<<<<
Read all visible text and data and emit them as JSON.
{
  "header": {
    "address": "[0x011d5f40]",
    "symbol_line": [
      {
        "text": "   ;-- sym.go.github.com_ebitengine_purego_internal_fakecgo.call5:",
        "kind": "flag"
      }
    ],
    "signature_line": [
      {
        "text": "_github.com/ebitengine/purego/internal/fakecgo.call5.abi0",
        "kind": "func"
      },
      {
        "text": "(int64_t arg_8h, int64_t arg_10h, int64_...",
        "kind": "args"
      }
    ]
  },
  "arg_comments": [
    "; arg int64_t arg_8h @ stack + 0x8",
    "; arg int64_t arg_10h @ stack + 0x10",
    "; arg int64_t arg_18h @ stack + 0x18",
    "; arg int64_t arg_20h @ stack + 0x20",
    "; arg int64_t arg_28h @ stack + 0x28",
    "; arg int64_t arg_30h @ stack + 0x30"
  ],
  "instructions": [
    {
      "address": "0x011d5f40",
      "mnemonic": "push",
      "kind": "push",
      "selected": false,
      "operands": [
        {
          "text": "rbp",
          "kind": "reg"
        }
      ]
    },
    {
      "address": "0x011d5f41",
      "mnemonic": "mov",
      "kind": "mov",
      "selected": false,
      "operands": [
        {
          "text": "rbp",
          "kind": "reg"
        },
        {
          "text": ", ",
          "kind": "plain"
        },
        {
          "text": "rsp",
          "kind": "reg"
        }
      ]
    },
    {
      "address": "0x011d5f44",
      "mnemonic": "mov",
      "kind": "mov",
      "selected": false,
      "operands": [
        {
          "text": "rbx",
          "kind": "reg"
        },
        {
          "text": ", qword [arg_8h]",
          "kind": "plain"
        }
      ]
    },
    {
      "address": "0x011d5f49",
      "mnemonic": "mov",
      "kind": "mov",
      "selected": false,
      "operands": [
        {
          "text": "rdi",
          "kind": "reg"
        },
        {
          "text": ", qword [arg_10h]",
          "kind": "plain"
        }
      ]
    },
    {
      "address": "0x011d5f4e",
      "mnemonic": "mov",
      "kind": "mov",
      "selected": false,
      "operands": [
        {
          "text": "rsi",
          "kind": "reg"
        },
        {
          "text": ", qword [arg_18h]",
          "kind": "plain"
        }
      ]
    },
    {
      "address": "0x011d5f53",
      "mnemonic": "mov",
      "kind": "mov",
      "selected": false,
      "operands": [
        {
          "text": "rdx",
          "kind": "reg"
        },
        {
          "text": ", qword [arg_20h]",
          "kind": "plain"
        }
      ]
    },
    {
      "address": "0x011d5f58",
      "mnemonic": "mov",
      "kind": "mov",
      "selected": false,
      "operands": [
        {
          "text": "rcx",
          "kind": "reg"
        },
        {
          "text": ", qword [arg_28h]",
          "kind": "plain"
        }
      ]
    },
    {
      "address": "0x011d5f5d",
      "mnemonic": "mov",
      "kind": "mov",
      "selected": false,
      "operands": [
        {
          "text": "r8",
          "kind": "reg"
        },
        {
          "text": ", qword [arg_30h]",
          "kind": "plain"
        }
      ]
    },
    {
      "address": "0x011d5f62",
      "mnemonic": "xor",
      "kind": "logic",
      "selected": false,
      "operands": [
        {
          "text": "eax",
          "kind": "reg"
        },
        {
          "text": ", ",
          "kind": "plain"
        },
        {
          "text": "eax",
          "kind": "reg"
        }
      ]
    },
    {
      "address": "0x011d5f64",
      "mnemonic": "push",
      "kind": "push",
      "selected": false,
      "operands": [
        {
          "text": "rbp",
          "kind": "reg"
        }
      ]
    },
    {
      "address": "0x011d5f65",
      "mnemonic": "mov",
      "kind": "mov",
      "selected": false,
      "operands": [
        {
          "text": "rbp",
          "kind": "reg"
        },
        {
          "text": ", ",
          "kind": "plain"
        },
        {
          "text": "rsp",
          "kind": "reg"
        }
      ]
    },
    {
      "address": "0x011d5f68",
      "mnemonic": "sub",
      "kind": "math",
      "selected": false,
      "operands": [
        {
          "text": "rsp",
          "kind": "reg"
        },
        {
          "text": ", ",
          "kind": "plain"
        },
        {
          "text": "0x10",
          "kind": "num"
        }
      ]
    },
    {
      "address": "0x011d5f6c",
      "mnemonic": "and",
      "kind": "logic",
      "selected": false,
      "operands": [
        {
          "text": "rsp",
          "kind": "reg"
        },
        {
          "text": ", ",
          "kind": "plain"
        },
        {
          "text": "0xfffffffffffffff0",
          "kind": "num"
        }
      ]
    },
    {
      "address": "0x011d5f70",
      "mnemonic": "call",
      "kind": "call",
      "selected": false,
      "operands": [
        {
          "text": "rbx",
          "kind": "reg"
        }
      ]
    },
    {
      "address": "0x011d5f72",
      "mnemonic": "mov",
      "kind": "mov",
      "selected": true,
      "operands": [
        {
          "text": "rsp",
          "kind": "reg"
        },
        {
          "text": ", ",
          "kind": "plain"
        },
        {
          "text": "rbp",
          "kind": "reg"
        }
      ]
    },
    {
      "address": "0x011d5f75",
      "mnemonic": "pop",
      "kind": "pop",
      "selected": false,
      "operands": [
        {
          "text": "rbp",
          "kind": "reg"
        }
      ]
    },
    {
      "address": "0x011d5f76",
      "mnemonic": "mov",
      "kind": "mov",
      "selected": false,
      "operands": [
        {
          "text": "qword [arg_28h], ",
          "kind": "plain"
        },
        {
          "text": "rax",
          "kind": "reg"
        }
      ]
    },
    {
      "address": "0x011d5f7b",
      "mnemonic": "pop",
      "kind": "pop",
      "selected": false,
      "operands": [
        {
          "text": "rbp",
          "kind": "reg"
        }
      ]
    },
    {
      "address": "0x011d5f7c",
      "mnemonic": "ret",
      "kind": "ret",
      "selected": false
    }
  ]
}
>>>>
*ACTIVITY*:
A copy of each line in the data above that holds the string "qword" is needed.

*EXERCISE OUTPUT*:
          "text": ", qword [arg_8h]",
          "text": ", qword [arg_10h]",
          "text": ", qword [arg_18h]",
          "text": ", qword [arg_20h]",
          "text": ", qword [arg_28h]",
          "text": ", qword [arg_30h]",
          "text": "qword [arg_28h], ",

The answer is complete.